famous Italian and French fonts.)
However typical German designs provide a special sz character made from
a s-long yogh ligature traditionally. The reason is that for Fraktur
fonts it is simply quite impossible to produce a reasonable s-long
s-final (round s) ligature for geometrical reasons - why one should
apply then other principles for designing the sz in a Latin (Antiqua)
BTW, also Tschichold is biased - but it is in any case good name, handy
for a reference....
> erroneous analysis (as yours) coming from the monastic habits of
> ligaturing the final s with itself (drawing a diagonal linking both
> ends of s).
The truth is that there are many styles, individual creations and habits
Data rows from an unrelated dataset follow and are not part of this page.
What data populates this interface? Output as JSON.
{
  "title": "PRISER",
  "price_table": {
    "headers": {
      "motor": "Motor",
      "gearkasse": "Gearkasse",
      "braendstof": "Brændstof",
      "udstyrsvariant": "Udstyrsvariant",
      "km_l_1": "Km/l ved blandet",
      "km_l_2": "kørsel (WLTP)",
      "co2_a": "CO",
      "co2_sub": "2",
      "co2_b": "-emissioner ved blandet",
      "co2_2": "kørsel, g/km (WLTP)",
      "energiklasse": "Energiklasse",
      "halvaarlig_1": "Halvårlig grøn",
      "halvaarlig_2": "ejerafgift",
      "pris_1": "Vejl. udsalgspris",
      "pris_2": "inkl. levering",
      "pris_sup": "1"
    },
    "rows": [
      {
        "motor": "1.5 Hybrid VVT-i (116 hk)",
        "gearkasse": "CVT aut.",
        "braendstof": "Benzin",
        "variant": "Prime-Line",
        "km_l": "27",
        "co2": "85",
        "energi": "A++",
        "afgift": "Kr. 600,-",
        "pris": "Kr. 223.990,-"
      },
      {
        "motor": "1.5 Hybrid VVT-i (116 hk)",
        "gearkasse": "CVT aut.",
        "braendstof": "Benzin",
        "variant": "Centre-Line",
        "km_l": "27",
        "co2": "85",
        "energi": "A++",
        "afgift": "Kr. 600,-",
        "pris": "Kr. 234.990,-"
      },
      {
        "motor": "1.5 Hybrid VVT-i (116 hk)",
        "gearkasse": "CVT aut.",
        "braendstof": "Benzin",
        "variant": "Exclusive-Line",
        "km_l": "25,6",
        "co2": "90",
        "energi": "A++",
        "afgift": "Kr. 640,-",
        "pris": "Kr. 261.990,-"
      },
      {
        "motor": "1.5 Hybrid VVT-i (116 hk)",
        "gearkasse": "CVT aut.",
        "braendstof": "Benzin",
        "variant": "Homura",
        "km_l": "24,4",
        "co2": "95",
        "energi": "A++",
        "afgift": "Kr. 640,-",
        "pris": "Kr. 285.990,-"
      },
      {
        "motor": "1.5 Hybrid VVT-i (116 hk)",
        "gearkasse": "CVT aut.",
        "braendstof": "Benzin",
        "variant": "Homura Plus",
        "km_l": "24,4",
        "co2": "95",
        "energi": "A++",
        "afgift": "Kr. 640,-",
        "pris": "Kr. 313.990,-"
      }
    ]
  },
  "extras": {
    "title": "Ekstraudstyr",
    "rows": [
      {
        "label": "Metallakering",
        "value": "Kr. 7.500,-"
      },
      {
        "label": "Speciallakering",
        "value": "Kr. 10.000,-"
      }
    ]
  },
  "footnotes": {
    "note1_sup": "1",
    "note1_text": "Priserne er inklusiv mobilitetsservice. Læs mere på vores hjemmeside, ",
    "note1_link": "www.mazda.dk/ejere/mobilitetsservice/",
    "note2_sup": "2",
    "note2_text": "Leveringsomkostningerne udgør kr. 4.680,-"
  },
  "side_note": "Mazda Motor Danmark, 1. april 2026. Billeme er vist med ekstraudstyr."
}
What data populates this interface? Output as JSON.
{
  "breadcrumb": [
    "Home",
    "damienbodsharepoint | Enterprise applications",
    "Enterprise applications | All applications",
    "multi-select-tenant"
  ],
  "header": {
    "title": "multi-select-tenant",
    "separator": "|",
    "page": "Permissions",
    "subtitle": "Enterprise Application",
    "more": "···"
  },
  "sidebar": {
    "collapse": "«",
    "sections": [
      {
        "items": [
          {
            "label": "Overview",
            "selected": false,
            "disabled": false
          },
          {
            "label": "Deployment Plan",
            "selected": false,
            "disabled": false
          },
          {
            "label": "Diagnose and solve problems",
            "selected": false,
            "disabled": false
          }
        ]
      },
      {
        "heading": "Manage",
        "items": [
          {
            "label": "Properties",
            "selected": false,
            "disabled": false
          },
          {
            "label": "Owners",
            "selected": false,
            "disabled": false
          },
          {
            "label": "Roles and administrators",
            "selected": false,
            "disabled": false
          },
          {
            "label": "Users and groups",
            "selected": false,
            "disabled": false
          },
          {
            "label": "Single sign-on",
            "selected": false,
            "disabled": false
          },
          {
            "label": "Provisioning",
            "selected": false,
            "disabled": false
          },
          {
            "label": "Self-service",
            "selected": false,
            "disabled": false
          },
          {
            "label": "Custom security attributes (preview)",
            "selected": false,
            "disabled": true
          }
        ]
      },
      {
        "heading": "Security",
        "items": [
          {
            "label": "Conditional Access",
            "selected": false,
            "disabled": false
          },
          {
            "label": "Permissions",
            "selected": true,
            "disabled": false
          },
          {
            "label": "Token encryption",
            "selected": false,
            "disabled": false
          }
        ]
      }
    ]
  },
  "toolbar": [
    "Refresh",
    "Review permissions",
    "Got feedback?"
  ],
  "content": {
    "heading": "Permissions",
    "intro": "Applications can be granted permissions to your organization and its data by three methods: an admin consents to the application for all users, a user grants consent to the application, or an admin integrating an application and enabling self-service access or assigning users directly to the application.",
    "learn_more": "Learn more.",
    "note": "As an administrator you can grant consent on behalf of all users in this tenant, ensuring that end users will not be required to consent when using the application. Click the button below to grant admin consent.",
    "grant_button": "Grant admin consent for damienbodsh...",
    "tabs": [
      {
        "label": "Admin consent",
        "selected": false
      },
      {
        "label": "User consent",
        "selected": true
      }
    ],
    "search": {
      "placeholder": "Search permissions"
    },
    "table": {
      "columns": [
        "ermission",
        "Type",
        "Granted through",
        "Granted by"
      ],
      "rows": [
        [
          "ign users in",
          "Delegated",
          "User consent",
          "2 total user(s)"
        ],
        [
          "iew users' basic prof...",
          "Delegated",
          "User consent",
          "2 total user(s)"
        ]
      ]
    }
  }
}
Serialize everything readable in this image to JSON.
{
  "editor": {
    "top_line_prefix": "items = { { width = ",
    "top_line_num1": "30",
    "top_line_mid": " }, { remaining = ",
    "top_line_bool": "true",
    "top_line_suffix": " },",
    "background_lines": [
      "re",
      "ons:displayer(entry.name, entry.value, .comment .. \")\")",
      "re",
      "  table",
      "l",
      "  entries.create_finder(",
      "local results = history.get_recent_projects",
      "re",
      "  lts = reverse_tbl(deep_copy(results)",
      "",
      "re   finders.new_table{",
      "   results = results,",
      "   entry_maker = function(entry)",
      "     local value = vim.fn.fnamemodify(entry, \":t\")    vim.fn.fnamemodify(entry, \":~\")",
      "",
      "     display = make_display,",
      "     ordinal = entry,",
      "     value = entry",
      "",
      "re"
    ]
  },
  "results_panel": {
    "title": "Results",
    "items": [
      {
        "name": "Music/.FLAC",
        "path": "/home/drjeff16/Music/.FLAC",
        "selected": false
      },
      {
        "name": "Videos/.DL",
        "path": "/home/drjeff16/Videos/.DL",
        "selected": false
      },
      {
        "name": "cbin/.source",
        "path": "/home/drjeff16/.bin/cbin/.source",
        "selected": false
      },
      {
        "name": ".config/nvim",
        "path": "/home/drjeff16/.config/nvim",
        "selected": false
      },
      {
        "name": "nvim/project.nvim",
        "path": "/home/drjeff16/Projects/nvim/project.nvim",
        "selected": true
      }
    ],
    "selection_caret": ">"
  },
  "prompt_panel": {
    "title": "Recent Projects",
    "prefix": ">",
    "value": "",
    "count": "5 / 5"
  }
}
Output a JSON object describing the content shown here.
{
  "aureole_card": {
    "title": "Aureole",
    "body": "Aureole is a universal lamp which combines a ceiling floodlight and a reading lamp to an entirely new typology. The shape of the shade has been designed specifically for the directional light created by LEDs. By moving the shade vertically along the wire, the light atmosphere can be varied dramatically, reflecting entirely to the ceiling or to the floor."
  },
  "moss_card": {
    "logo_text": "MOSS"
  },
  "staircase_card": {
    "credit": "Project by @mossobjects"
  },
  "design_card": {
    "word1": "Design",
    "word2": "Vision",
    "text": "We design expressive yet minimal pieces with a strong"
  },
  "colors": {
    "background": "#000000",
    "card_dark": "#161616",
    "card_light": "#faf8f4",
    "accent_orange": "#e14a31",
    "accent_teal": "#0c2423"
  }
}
during the long long history. The real art is to see the essential
principles behind this noise.
The practical rule is that for romanic designs a s-long s-final ligature
is probably "authentic" as sz character while for Roman fonts designed
in parallel to Fraktur faces or with the application for German in mind
the sz is made up by a s-long yogh ligature, showing the German origin.
Interestingly enough, Tex/CM has *both*: in cmr the bonafide German
shape and in cmti the "Italic" shape ;-)
So Times and CM are more "Germanic" than Palatino is for some reason or
There is no dogma - it's just fashion!
> » BTW, writing sharp s in English as s-long s-final would also workaround
> » the pronounciation problem, I guess ;-)
> you gue\ss what?
The observation is that therefore the traditional writing of many
English words was then "guesse"... (it is no longer final this way)
Actually I mean Gau|s ;-)
> » Possible it would be worth a try to set up a FAQ for the case...
> in de.comp.fonts, for sure?
No, in comp.font\ss